NBA Draft Preview: Sizing up the small forwards
Though Bojan Bogdanovic’s contract situation hasn’t been resolved—he still has a year left on his European deal—it’s expected that the Nets would bring him over as their backup small forward if they’re able to. That would work out well, since this year’s SF crop seems a little uninspiring outside of Georgetown’s Otto Porter and they lack a natural reserve to spot Gerald Wallace outside of shifting Joe Johnson down a spot.
It remains to be seen how Bogdanovic fits into Coach Kidd’s vision for the team. Heading into last week’s press conference, we knew only that Billy King wanted to add shooting—Bogdanovic helps—and athleticism to the roster. Kidd, however, brought the small forward position to the forefront, singling out Gerald Wallace as someone he’d like to see play some point forward. Can the Nets find a small forward in the draft who can fill the team’s evolving needs? Here are some options:
Giannis Adetokunbo, Greece (18) - 6’9, 215
- Good size and great length (7’3” wingspan) for the position
- Point forward type. Can handle and distribute.
- High upside in a weak draft
- Played predominantly against lower-tiered competition
- Shaky jumper from the perimeter
How he fits:
If Adetokunbo weren’t a few years away from contributing, he’d be exactly the kind of player Kidd was talking about during his press conference. He’s versatile enough to handle point forward duties—being by far the best player on his team, he often went ahead and acted as the point guard—and makes a habit of grabbing the rebound and pushing the ball in transition. As it is, though, he’s a draft and stash candidate. By the time he’s ready, the Nets could be close to a major roster overhaul. (Which isn’t a bad option if you’re a glass half full kind of guy.)
Sergey Karasev, Russia (19) - 6’7, 197
- High basketball IQ
- Good shooter
- Good passer
- Experienced. Was a go-to guy on Triumph Moscow and made the Russian Olympic team
- Limited athleticism
- Is he strong enough to deal with bigger wings in the NBA?
How he fits:
Having played at higher levels of competition, Karasev is in a much better position than Adetokunbo to impact the Nets right out of the gate. He, too, has the skill to play in the transition game, having the ability to handle both ends of a hit-ahead pass and has the intelligence to make good decisions in the open floor. In the half court, Karasev can stretch the floor as a catch-and-shoot wing, and take advantage of the attention Deron, Joe and Brook command with his off the ball movement.
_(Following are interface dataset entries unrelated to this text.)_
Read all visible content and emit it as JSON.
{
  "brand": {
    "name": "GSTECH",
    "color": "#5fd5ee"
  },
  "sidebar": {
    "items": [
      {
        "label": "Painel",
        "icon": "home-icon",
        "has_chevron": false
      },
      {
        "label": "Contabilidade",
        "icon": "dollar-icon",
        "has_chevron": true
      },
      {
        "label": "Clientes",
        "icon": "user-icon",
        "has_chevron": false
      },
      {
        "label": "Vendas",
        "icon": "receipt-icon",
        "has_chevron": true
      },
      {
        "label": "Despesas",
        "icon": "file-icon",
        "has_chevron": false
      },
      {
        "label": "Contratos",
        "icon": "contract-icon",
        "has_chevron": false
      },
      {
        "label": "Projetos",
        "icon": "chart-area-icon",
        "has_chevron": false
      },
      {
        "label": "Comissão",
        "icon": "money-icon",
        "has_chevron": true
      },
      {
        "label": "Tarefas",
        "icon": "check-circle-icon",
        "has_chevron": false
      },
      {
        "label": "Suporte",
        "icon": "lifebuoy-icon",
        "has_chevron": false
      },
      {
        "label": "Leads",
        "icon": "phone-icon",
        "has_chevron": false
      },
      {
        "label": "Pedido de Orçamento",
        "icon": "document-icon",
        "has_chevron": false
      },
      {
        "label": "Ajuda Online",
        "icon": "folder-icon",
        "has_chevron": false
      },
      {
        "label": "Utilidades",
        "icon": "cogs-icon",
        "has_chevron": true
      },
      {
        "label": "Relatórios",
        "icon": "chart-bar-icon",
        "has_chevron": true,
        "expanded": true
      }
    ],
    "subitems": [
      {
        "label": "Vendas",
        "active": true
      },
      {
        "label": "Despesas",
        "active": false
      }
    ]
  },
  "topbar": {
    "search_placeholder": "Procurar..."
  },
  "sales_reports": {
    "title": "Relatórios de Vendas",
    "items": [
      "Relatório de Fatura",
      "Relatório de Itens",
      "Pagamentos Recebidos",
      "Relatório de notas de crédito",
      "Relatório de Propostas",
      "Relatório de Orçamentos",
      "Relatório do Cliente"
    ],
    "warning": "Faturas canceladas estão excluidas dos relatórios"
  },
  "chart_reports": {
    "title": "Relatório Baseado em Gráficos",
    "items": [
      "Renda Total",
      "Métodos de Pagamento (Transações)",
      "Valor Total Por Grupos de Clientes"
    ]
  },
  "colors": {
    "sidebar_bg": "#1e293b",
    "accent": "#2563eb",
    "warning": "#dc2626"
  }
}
Glen Rice Jr, Rio Grande Valley (22) - 6’6, 211
- Good size and athleticism
- Thrives in transition
- Vastly improved as a shooter
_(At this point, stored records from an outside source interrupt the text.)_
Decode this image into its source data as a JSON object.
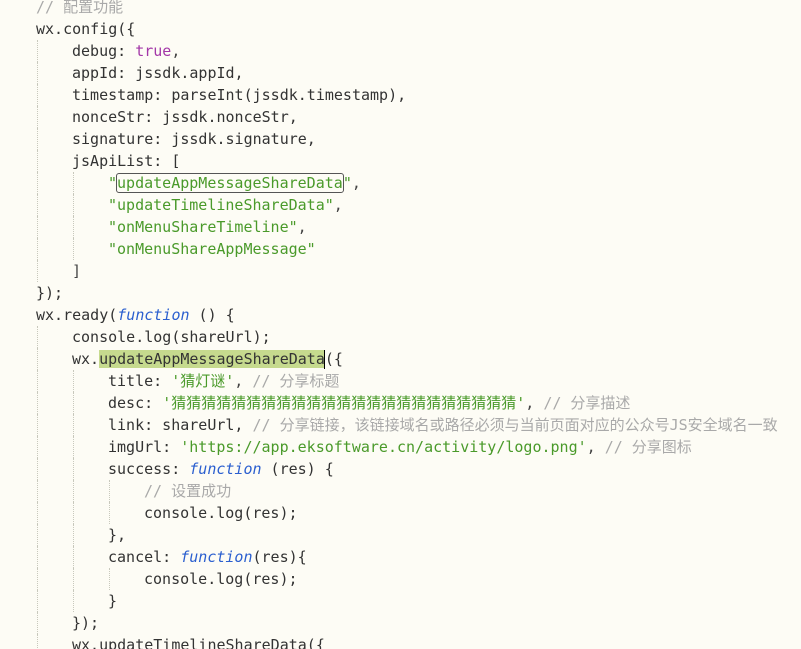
{
  "editor": {
    "colors": {
      "background": "#fdfcf5",
      "comment": "#a9a9a9",
      "string": "#4a9a2a",
      "keyword": "#a337a8",
      "function_keyword": "#2b5fcf",
      "selection": "#c6da8e"
    },
    "lines": [
      {
        "indent": 1,
        "tokens": [
          {
            "t": "// 配置功能",
            "c": "comment"
          }
        ]
      },
      {
        "indent": 1,
        "tokens": [
          {
            "t": "wx.config({",
            "c": "plain"
          }
        ]
      },
      {
        "indent": 2,
        "tokens": [
          {
            "t": "debug: ",
            "c": "plain"
          },
          {
            "t": "true",
            "c": "kw"
          },
          {
            "t": ",",
            "c": "punct"
          }
        ]
      },
      {
        "indent": 2,
        "tokens": [
          {
            "t": "appId: jssdk.appId,",
            "c": "plain"
          }
        ]
      },
      {
        "indent": 2,
        "tokens": [
          {
            "t": "timestamp: parseInt(jssdk.timestamp),",
            "c": "plain"
          }
        ]
      },
      {
        "indent": 2,
        "tokens": [
          {
            "t": "nonceStr: jssdk.nonceStr,",
            "c": "plain"
          }
        ]
      },
      {
        "indent": 2,
        "tokens": [
          {
            "t": "signature: jssdk.signature,",
            "c": "plain"
          }
        ]
      },
      {
        "indent": 2,
        "tokens": [
          {
            "t": "jsApiList: [",
            "c": "plain"
          }
        ]
      },
      {
        "indent": 3,
        "tokens": [
          {
            "t": "\"",
            "c": "str"
          },
          {
            "t": "updateAppMessageShareData",
            "c": "str",
            "hl": "box"
          },
          {
            "t": "\"",
            "c": "str"
          },
          {
            "t": ",",
            "c": "punct"
          }
        ]
      },
      {
        "indent": 3,
        "tokens": [
          {
            "t": "\"updateTimelineShareData\"",
            "c": "str"
          },
          {
            "t": ",",
            "c": "punct"
          }
        ]
      },
      {
        "indent": 3,
        "tokens": [
          {
            "t": "\"onMenuShareTimeline\"",
            "c": "str"
          },
          {
            "t": ",",
            "c": "punct"
          }
        ]
      },
      {
        "indent": 3,
        "tokens": [
          {
            "t": "\"onMenuShareAppMessage\"",
            "c": "str"
          }
        ]
      },
      {
        "indent": 2,
        "tokens": [
          {
            "t": "]",
            "c": "punct"
          }
        ]
      },
      {
        "indent": 1,
        "tokens": [
          {
            "t": "});",
            "c": "plain"
          }
        ]
      },
      {
        "indent": 1,
        "tokens": [
          {
            "t": "wx.ready(",
            "c": "plain"
          },
          {
            "t": "function",
            "c": "fn"
          },
          {
            "t": " () {",
            "c": "plain"
          }
        ]
      },
      {
        "indent": 2,
        "tokens": [
          {
            "t": "console.log(shareUrl);",
            "c": "plain"
          }
        ]
      },
      {
        "indent": 2,
        "tokens": [
          {
            "t": "wx.",
            "c": "plain"
          },
          {
            "t": "updateAppMessageShareData",
            "c": "plain",
            "hl": "sel"
          },
          {
            "t": "|",
            "c": "cursor"
          },
          {
            "t": "({",
            "c": "plain"
          }
        ]
      },
      {
        "indent": 3,
        "tokens": [
          {
            "t": "title: ",
            "c": "plain"
          },
          {
            "t": "'猜灯谜'",
            "c": "str"
          },
          {
            "t": ", ",
            "c": "punct"
          },
          {
            "t": "// 分享标题",
            "c": "comment"
          }
        ]
      },
      {
        "indent": 3,
        "tokens": [
          {
            "t": "desc: ",
            "c": "plain"
          },
          {
            "t": "'猜猜猜猜猜猜猜猜猜猜猜猜猜猜猜猜猜猜猜猜猜猜猜'",
            "c": "str"
          },
          {
            "t": ", ",
            "c": "punct"
          },
          {
            "t": "// 分享描述",
            "c": "comment"
          }
        ]
      },
      {
        "indent": 3,
        "tokens": [
          {
            "t": "link: shareUrl, ",
            "c": "plain"
          },
          {
            "t": "// 分享链接，该链接域名或路径必须与当前页面对应的公众号JS安全域名一致",
            "c": "comment"
          }
        ]
      },
      {
        "indent": 3,
        "tokens": [
          {
            "t": "imgUrl: ",
            "c": "plain"
          },
          {
            "t": "'https://app.eksoftware.cn/activity/logo.png'",
            "c": "str"
          },
          {
            "t": ", ",
            "c": "punct"
          },
          {
            "t": "// 分享图标",
            "c": "comment"
          }
        ]
      },
      {
        "indent": 3,
        "tokens": [
          {
            "t": "success: ",
            "c": "plain"
          },
          {
            "t": "function",
            "c": "fn"
          },
          {
            "t": " (res) {",
            "c": "plain"
          }
        ]
      },
      {
        "indent": 4,
        "tokens": [
          {
            "t": "// 设置成功",
            "c": "comment"
          }
        ]
      },
      {
        "indent": 4,
        "tokens": [
          {
            "t": "console.log(res);",
            "c": "plain"
          }
        ]
      },
      {
        "indent": 3,
        "tokens": [
          {
            "t": "},",
            "c": "plain"
          }
        ]
      },
      {
        "indent": 3,
        "tokens": [
          {
            "t": "cancel: ",
            "c": "plain"
          },
          {
            "t": "function",
            "c": "fn"
          },
          {
            "t": "(res){",
            "c": "plain"
          }
        ]
      },
      {
        "indent": 4,
        "tokens": [
          {
            "t": "console.log(res);",
            "c": "plain"
          }
        ]
      },
      {
        "indent": 3,
        "tokens": [
          {
            "t": "}",
            "c": "plain"
          }
        ]
      },
      {
        "indent": 2,
        "tokens": [
          {
            "t": "});",
            "c": "plain"
          }
        ]
      },
      {
        "indent": 2,
        "tokens": [
          {
            "t": "wx.updateTimelineShareData({",
            "c": "plain"
          }
        ]
      }
    ]
  }
}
- Was kicked off of Georgia Tech’s team during his junior season
- Struggled to defend in the D-League
How he fits:
Rice acquitted himself well playing against professionals last year with a sterling performance in the D-League. His jumper has improved to the point where he can be a reliable if not potent catch-and-shoot weapon alongside Deron and Joe. Despite an inconsistent college career, Rice proved adept as a shooter from beyond the arc and coming off screens last season. Where he could prove even more intriguing to the Nets is in the transition game: Rice loves to get out and run, and will come up with blocks and steals on defense, the kind of game that allow a team to play uptempo.
Tony Snell, New Mexico (Jr) - 6’7, 200
- Above average size and athleticism for the position
- Very good shooter
- Decent passer
- Bit of a one trick pony thus far
- Inconsistent effort
How he fits:
At this stage in his development, Snell’s role with the Nets would be pretty clear: stretch the floor. Although streaky, he’s effective both coming off screens and as a stand-still catch-and-shoot wing. Snell also showed flashes of being the type of player who can get hot and carry his team offensively for stretches, knocking down seven three-pointers against Air Force and five apiece against San Diego St and UNLV. While it’s true he doesn’t do much else, Snell has the speed and athleticism to fill the lane in transition.